Now compare this to the “directives” recently announced by China’s Ministry of Foreign Affairs: For Taiwan to arrange to have Ma attend the APEC meeting in person, it must proceed in line with APEC memoranda of understanding and in line with precedent. In other words, any arrangements to bring about a meeting between Ma and Chinese President Xi Jinping (習近平) have to meet three conditions. First, they must comply with the precedent set in the 1993 APEC economic member leaders’ meeting in Seattle, with Taiwan being represented under the name Chinese Taipei. Second, Ma will have to appear not as the president of the ROC, but as the economic leader of an APEC member economy. Third, the Taiwanese representative must first secure Beijing’s consent.
And now that “Mr Ma” has already publicly made quite apparent his intention to create the requisite conditions, the ROC itself is in peril, with the time set at the unofficial APEC leaders’ meeting to be hosted by China next year.

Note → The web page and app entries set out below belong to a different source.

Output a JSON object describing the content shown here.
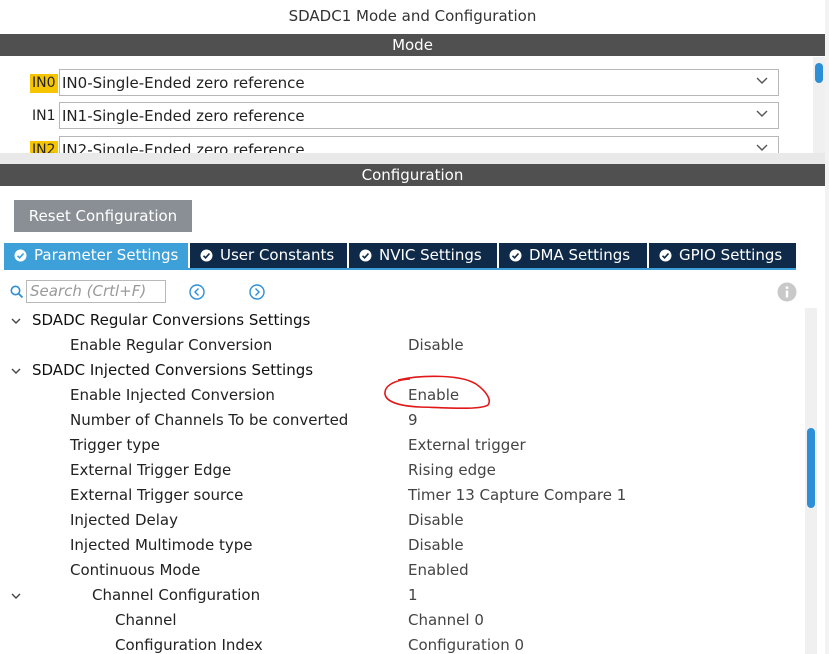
{
  "window": {
    "title": "SDADC1 Mode and Configuration"
  },
  "mode": {
    "section_label": "Mode",
    "rows": [
      {
        "pin": "IN0",
        "value": "IN0-Single-Ended zero reference"
      },
      {
        "pin": "IN1",
        "value": "IN1-Single-Ended zero reference"
      },
      {
        "pin": "IN2",
        "value": "IN2-Single-Ended zero reference"
      }
    ]
  },
  "configuration": {
    "section_label": "Configuration",
    "reset_label": "Reset Configuration",
    "tabs": [
      {
        "label": "Parameter Settings"
      },
      {
        "label": "User Constants"
      },
      {
        "label": "NVIC Settings"
      },
      {
        "label": "DMA Settings"
      },
      {
        "label": "GPIO Settings"
      }
    ],
    "search": {
      "placeholder": "Search (Crtl+F)"
    }
  },
  "params": {
    "regular_header": "SDADC Regular Conversions Settings",
    "enable_regular": {
      "label": "Enable Regular Conversion",
      "value": "Disable"
    },
    "injected_header": "SDADC Injected Conversions Settings",
    "enable_injected": {
      "label": "Enable Injected Conversion",
      "value": "Enable"
    },
    "num_channels": {
      "label": "Number of Channels To be converted",
      "value": "9"
    },
    "trigger_type": {
      "label": "Trigger type",
      "value": "External trigger"
    },
    "ext_trigger_edge": {
      "label": "External Trigger Edge",
      "value": "Rising edge"
    },
    "ext_trigger_source": {
      "label": "External Trigger source",
      "value": "Timer 13 Capture Compare 1"
    },
    "injected_delay": {
      "label": "Injected Delay",
      "value": "Disable"
    },
    "injected_multimode": {
      "label": "Injected Multimode type",
      "value": "Disable"
    },
    "continuous_mode": {
      "label": "Continuous Mode",
      "value": "Enabled"
    },
    "channel_config": {
      "label": "Channel Configuration",
      "value": "1"
    },
    "channel": {
      "label": "Channel",
      "value": "Channel 0"
    },
    "config_index": {
      "label": "Configuration Index",
      "value": "Configuration 0"
    }
  },
  "colors": {
    "accent": "#3ea0d8",
    "tab_dark": "#0e2a48",
    "bar": "#505050",
    "highlight": "#f6c500",
    "annotation": "#e01818"
  },
  "icons": [
    "chevron-down-icon",
    "check-circle-icon",
    "search-icon",
    "prev-circle-icon",
    "next-circle-icon",
    "info-icon",
    "expand-chevron-icon"
  ]
}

The reason is that when China, Taiwan and Hong Kong are all represented at the meeting, the People’s Republic of China (PRC) will be the name of a country, but Chinese Taipei will not. In APEC, Xi is the president of his country, but Ma will just be the leader of the APEC economic member known as Chinese Taipei.

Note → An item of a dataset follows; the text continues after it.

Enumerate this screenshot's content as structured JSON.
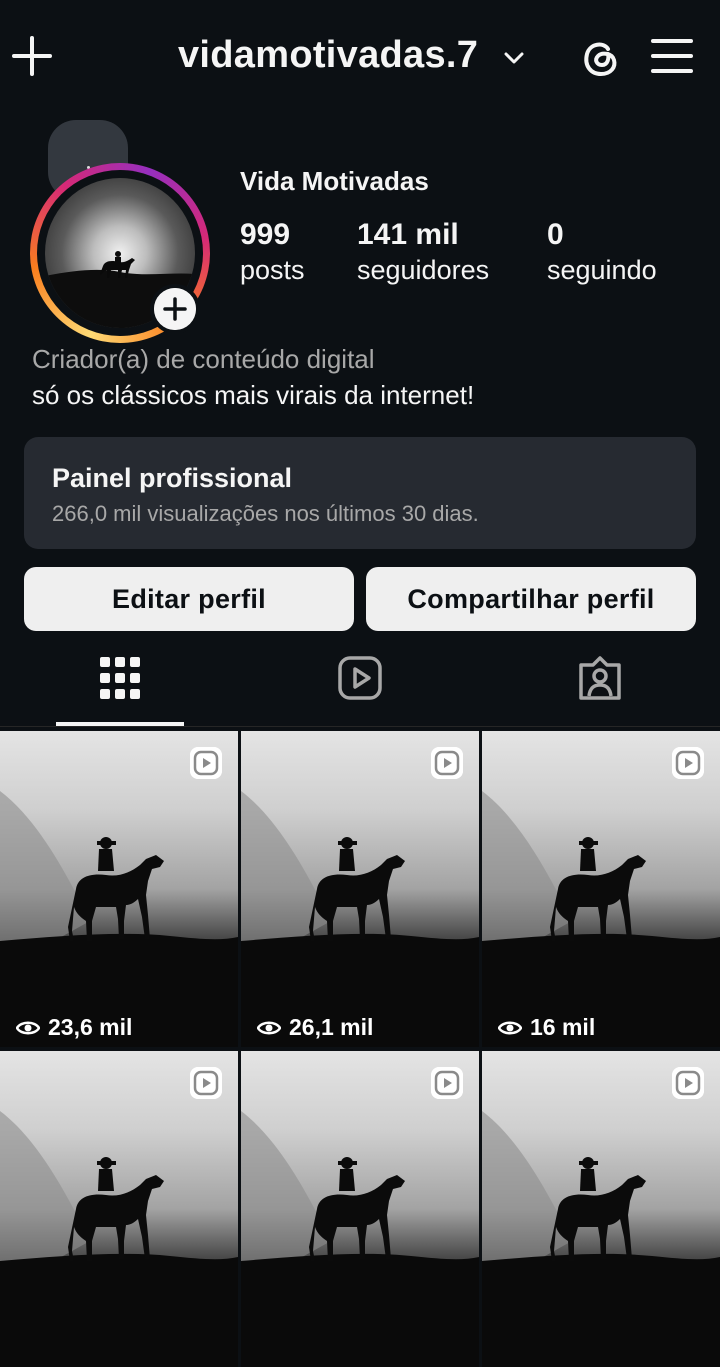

In the past, a Taiwanese president would seek to make the most of the meeting being held in a third country. However, as soon as the location for the meeting moves to China, he forgoes the redemption offered by dint of being in an international forum. In China, Beijing can interpret the situation as it pleases. In other words, is it not the case that the minute Ma sets foot in China, the ROC ceases to exist, replaced by Chinese Taipei?

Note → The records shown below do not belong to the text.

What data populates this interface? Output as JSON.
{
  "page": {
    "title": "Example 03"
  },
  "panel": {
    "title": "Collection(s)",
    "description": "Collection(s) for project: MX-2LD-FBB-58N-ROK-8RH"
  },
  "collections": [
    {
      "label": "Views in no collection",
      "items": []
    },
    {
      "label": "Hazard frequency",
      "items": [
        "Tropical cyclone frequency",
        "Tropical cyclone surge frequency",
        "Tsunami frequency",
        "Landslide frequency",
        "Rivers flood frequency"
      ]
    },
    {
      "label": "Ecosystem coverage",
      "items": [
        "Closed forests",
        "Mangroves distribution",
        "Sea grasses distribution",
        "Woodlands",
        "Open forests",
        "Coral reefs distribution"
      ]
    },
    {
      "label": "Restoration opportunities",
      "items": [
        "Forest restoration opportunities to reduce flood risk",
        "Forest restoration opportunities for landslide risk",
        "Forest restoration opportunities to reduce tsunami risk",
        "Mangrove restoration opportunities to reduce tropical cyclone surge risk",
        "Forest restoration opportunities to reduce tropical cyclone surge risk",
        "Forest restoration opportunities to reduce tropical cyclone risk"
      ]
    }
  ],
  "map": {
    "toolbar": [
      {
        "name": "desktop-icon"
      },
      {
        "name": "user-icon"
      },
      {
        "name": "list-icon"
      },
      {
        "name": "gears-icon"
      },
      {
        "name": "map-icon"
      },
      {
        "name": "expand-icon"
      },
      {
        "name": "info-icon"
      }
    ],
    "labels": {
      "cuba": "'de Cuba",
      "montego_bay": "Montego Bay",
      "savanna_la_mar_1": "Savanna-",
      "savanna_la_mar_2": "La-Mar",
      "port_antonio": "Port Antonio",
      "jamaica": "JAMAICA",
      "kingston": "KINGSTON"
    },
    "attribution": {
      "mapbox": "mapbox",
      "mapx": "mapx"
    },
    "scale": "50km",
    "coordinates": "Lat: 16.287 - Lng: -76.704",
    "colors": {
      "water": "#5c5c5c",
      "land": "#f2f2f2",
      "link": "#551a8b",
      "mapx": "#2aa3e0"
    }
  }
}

The name Chinese Taipei is nothing new, it has been with us a long time, but the government could account for it as just being a reality of engaging with the international community, without Taiwan actually accepting it. However, what if, for example, the president has been making deals behind closed doors, conspiring with Beijing to “create the requisite conditions?” Then he is not only conceding it as reality, he is — in the action of going to China in person — accepting a lowering of status, and all for a photo opportunity, shaking Xi’s hand.
The other day, the Presidential Office explained that the conditions are not ripe, but that Ma, like Lee and Chen before him, is striving toward being able to attend the APEC meeting in person. Previous leaders would never have gone to China in the way Ma intends to do, in any capacity, not just as far back as Chen and Lee, but all the way to Chiang Ching-kuo and Chiang Kai-shek. Is it that they did not have the opportunity to go? They certainly could have done so had they really wanted. So why did they not? Why does Ma not refuse to go? How will the 23 million Taiwanese react to how this will potentially develop? And how can they say “no” to Ma in a way that will make any difference?